▶ Task objective
Your answer must be a word-for-word copy of the listing below, minus its pictures.

Start of Block

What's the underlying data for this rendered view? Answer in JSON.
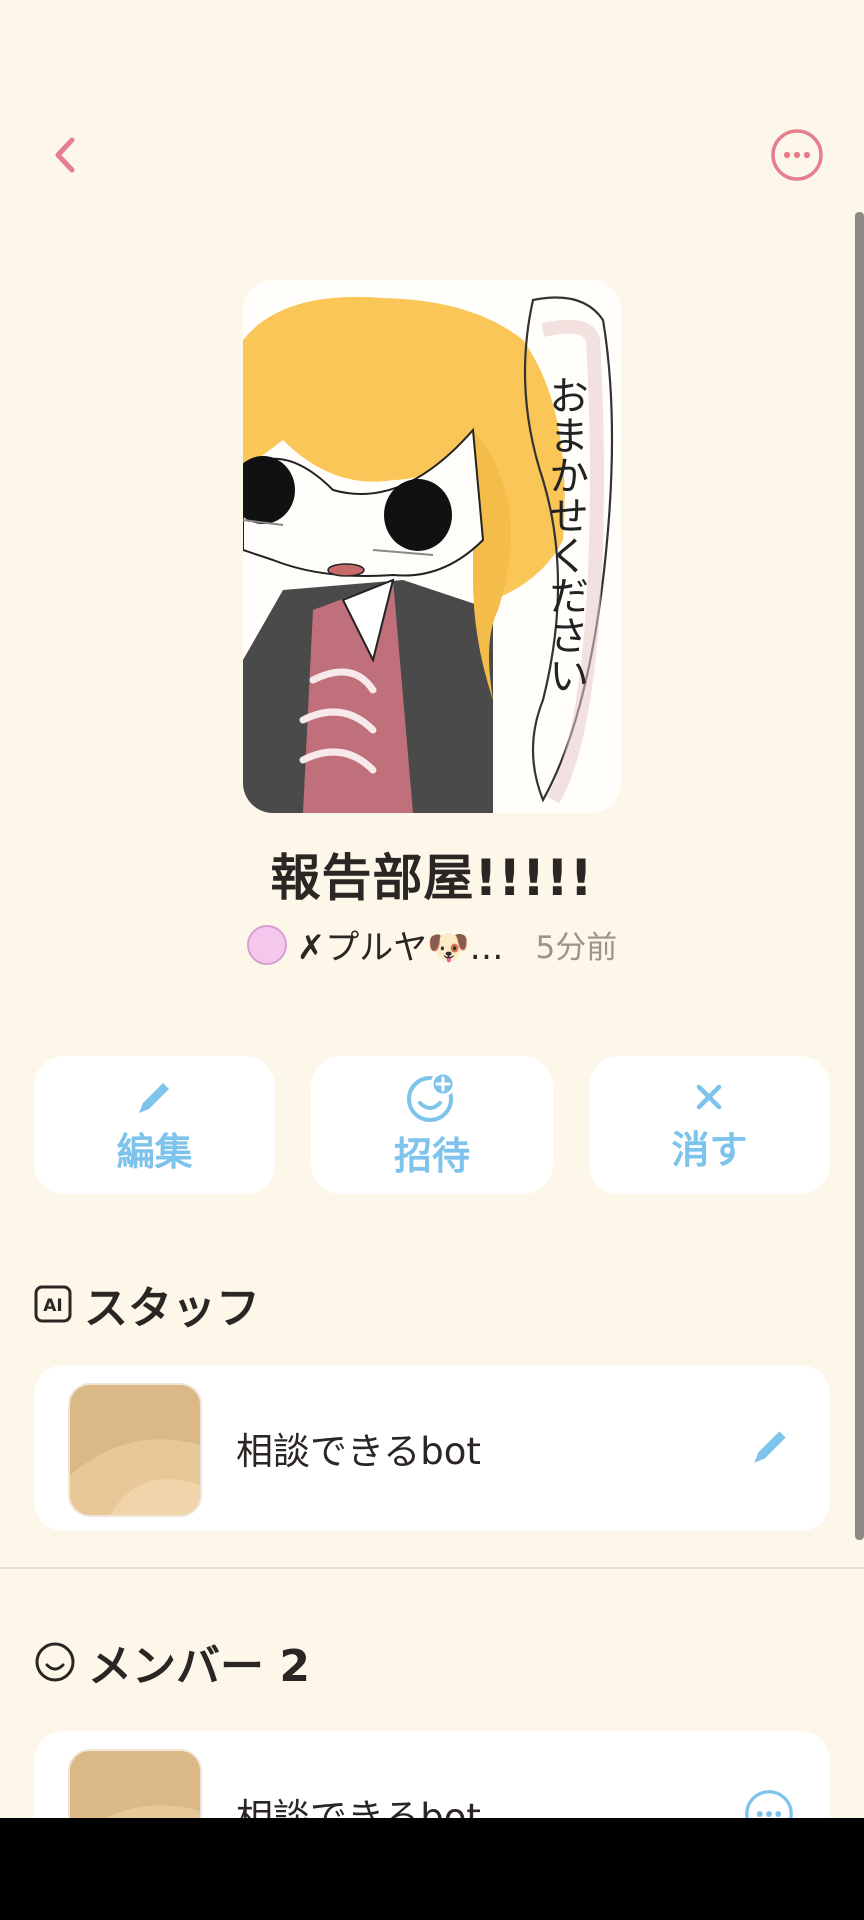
{
  "header": {
    "back_icon": "chevron-left-icon",
    "more_icon": "more-circle-icon"
  },
  "room": {
    "title": "報告部屋!!!!!",
    "owner_name": "✗プルヤ🐶…",
    "time": "5分前",
    "cover_text": "おまかせください"
  },
  "actions": [
    {
      "label": "編集",
      "icon": "pencil-icon"
    },
    {
      "label": "招待",
      "icon": "add-user-icon"
    },
    {
      "label": "消す",
      "icon": "close-icon"
    }
  ],
  "staff": {
    "heading": "スタッフ",
    "badge": "AI",
    "items": [
      {
        "name": "相談できるbot",
        "action_icon": "pencil-icon"
      }
    ]
  },
  "members": {
    "heading": "メンバー 2",
    "items": [
      {
        "name": "相談できるbot",
        "action_icon": "more-circle-icon"
      }
    ]
  },
  "colors": {
    "background": "#fdf7ea",
    "accent_pink": "#e57f8e",
    "accent_blue": "#7ec3ec",
    "text": "#2b2623"
  }
}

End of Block

▶ Your solution
What's the underlying data for this rendered view? Answer in JSON.
{
  "header": {
    "back_icon": "chevron-left-icon",
    "more_icon": "more-circle-icon"
  },
  "room": {
    "title": "報告部屋!!!!!",
    "owner_name": "✗プルヤ🐶…",
    "time": "5分前",
    "cover_text": "おまかせください"
  },
  "actions": [
    {
      "label": "編集",
      "icon": "pencil-icon"
    },
    {
      "label": "招待",
      "icon": "add-user-icon"
    },
    {
      "label": "消す",
      "icon": "close-icon"
    }
  ],
  "staff": {
    "heading": "スタッフ",
    "badge": "AI",
    "items": [
      {
        "name": "相談できるbot",
        "action_icon": "pencil-icon"
      }
    ]
  },
  "members": {
    "heading": "メンバー 2",
    "items": [
      {
        "name": "相談できるbot",
        "action_icon": "more-circle-icon"
      }
    ]
  },
  "colors": {
    "background": "#fdf7ea",
    "accent_pink": "#e57f8e",
    "accent_blue": "#7ec3ec",
    "text": "#2b2623"
  }
}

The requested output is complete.